Introduction: Time and the shared world -- The "subject" of inquiry -- Mineness and the practical first-person -- Being and otherness: Sartre's critique -- Heideggerian aprioricity and the categories of being -- The temporality of care -- Fursorge: acknowledging the other Dasein -- Authenticity, inauthenticity, and the extremes of Fursorge -- Conclusion.
appropriate redistributive principles is a proper part of what justice entails, these principles must also paradoxically include the possibility of an agent-based response to misfortune that transforms adverse contingencies, such that the initial bad luck becomes a positive part of the sufferer's identity. This neo-Kantian accommodation within theories of justice signifies a deep egalitarian empathic connectedness between persons, based on an equal respect for persons as agents (and not simply as passive victims of misfortune). Moreover, it is an accommodation that (...) (a) can promote equality as an end in itself rather than as merely a means to the end of enhancing a teleological conception of well-being and human flourishing and (b) can underpin a more robust Rawlsian conception of justice as reciprocity than is usually allowed. (shrink)

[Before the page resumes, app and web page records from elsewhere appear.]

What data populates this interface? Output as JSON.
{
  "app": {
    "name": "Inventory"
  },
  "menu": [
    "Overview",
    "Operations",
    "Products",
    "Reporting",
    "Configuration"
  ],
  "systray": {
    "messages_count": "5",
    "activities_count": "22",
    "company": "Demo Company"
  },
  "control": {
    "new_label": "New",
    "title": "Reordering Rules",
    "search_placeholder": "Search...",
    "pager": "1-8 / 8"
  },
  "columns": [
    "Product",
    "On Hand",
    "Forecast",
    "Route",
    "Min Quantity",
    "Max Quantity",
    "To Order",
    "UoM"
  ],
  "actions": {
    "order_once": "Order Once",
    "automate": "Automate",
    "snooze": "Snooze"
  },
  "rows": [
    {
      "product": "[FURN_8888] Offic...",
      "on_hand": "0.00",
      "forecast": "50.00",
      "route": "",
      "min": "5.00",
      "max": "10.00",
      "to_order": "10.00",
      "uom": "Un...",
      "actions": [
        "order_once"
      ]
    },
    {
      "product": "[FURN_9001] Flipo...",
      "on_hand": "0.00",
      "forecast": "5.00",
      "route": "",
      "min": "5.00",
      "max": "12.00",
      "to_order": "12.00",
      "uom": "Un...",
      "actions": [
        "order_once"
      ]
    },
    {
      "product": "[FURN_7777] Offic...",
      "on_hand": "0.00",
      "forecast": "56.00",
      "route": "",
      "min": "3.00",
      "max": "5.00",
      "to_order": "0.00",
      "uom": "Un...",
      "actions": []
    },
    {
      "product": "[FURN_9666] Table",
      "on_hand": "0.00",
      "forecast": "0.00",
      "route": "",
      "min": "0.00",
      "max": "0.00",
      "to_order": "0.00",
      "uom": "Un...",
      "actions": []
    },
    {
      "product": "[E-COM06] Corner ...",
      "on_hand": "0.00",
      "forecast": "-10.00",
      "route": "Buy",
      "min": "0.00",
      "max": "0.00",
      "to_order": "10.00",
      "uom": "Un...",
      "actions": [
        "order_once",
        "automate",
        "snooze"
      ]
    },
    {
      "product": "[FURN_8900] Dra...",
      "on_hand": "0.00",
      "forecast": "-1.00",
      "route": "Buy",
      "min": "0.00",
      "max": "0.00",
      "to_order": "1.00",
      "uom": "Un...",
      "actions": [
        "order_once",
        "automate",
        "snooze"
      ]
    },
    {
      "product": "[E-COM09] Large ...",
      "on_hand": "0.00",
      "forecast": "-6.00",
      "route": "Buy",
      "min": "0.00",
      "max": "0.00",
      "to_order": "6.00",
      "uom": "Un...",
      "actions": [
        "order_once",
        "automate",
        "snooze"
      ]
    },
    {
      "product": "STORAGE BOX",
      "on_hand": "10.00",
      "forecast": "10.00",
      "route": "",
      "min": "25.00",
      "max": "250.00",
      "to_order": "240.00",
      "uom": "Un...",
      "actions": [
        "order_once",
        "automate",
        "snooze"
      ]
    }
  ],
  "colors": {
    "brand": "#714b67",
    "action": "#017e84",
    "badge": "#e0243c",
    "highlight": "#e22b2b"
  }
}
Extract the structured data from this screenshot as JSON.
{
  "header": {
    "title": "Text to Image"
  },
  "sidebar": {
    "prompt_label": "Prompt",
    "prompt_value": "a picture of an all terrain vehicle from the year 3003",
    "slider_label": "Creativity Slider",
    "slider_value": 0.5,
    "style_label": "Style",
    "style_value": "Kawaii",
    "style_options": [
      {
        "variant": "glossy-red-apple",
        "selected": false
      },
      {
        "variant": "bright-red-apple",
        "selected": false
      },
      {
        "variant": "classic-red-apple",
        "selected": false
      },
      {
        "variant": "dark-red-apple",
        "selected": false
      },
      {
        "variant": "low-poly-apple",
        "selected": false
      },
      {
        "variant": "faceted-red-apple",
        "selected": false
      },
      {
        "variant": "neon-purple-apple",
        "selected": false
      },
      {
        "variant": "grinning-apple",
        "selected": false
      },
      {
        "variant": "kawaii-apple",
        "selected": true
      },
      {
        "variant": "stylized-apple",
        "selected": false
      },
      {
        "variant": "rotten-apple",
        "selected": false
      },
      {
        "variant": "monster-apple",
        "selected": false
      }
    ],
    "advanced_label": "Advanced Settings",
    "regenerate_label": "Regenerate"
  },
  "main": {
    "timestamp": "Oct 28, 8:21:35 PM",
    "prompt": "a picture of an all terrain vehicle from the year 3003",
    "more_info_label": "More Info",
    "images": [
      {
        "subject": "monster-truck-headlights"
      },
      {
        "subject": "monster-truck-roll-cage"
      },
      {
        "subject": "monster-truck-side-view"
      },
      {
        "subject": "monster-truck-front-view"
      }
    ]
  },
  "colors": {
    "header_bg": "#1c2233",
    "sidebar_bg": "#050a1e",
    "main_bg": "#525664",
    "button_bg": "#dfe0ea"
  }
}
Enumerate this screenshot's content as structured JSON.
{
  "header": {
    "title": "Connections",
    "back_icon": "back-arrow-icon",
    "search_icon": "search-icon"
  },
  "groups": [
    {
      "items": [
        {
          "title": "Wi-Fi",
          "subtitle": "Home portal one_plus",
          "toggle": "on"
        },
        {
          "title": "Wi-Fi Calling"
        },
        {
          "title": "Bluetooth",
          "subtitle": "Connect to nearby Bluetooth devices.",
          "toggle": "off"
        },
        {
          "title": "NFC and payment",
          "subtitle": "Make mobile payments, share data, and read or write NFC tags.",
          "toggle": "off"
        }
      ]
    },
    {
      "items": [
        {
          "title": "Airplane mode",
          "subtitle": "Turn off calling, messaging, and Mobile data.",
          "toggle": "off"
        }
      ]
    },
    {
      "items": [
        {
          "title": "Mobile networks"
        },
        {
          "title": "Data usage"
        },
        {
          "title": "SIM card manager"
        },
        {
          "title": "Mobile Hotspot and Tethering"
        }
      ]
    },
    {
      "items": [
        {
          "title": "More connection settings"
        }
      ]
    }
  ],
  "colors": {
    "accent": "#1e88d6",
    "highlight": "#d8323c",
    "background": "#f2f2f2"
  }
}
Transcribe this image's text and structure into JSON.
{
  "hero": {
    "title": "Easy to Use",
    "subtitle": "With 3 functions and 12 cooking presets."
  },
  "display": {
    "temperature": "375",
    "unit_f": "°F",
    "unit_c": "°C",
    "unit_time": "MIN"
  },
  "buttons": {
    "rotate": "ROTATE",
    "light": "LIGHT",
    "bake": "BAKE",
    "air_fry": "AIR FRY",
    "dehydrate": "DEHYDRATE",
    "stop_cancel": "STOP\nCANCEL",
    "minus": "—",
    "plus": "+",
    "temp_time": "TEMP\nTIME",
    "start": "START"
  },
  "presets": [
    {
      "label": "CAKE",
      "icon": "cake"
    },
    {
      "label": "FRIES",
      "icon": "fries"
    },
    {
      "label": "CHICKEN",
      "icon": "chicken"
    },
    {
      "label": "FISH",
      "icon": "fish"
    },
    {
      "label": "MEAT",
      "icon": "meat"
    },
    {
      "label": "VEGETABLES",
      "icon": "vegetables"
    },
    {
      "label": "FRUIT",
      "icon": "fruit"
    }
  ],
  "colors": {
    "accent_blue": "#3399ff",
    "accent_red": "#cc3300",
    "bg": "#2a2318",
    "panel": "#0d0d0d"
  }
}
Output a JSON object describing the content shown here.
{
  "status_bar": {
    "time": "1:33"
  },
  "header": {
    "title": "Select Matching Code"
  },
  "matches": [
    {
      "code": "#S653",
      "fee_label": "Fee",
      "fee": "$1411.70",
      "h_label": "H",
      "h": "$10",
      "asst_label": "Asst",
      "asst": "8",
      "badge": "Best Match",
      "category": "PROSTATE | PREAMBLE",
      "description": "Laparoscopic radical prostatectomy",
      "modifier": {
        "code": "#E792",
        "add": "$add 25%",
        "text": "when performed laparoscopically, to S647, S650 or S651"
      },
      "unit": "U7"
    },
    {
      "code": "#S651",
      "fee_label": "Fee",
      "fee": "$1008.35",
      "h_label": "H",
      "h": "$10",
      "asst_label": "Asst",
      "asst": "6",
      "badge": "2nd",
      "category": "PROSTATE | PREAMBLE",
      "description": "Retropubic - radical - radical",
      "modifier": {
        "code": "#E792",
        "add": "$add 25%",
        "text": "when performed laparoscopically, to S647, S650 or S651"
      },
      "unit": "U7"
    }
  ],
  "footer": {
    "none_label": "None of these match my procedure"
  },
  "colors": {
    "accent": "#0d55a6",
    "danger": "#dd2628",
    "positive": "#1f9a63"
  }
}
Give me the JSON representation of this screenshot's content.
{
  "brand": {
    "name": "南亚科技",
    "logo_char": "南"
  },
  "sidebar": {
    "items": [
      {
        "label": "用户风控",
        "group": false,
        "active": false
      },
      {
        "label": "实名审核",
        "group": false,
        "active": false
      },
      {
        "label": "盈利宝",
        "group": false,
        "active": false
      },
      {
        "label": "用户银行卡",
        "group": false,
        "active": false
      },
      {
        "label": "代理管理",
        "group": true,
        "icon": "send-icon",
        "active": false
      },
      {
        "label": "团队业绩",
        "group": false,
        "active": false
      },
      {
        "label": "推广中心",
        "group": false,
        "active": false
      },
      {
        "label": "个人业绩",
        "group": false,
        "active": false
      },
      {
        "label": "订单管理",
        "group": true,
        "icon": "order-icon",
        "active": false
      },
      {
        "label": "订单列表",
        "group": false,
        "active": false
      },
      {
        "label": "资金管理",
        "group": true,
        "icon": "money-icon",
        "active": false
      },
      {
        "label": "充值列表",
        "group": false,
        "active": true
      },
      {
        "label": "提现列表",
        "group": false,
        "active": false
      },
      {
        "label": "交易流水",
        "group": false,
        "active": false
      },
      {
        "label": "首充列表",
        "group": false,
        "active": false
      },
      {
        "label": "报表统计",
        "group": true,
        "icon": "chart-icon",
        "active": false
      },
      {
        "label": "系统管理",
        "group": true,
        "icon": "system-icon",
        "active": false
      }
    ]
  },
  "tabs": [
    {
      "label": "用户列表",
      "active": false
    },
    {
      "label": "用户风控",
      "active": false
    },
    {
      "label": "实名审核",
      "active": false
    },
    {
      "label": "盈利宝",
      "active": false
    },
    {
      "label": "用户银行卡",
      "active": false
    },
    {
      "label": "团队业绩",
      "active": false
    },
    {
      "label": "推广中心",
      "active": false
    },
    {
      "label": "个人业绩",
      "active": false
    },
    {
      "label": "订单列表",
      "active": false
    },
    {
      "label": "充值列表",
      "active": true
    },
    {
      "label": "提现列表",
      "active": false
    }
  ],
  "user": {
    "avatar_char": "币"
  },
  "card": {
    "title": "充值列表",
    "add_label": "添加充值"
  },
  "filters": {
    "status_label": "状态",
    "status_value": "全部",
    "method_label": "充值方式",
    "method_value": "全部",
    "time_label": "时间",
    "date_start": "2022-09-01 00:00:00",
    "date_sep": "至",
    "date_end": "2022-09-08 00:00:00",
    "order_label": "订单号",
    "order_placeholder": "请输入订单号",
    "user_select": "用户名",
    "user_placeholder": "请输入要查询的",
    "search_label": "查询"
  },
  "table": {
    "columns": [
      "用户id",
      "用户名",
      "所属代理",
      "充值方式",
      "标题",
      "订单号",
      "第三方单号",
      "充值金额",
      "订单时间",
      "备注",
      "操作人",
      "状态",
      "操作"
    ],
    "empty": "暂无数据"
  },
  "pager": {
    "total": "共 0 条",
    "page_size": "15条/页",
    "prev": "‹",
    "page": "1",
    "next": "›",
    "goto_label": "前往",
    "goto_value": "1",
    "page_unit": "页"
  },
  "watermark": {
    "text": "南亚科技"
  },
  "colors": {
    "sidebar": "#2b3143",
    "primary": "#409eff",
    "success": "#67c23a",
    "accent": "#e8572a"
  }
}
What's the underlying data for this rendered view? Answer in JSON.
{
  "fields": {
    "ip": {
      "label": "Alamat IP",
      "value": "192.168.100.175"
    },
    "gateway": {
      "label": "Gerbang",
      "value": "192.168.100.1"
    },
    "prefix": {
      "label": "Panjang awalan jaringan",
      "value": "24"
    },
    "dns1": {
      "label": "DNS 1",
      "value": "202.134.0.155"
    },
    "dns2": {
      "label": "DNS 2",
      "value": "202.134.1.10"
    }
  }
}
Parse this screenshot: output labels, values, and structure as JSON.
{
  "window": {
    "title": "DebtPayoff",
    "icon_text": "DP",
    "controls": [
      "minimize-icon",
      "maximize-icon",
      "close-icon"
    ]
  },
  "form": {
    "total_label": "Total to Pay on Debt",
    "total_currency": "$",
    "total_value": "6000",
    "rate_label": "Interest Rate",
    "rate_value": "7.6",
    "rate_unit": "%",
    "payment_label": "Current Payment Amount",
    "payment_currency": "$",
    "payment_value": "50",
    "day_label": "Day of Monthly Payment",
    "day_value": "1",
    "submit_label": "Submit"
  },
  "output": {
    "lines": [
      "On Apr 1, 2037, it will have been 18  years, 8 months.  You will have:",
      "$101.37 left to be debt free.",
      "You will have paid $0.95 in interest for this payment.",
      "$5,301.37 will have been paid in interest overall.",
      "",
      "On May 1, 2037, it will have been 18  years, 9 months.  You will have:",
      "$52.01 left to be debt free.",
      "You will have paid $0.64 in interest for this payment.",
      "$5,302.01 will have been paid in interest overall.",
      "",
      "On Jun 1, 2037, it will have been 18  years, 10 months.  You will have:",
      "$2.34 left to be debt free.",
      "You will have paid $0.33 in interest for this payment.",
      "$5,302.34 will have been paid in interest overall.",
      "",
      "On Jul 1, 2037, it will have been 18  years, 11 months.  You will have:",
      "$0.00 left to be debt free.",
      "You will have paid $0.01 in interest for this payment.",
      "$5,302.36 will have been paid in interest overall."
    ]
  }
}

J. David Velleman develops a canny, albeit mentalistic, theory of selfhood that furnishes some insights feminist philosophers should heed but that does not adequately heed some of the insights feminist philosophers have developed about the embodiment and relationality of the self. In my view, reflexivity cannot do the whole job of accounting for selfhood, for it rests on an unduly sharp distinction between reflexive loci of understanding and value, on the one hand, and embodiment and relationality, on the other. I (...) conclude that what is missing from Velleman's account is an appreciation of the psycho-corporeal attributes and capabilities embedded in the embodied self and the relational self. (shrink)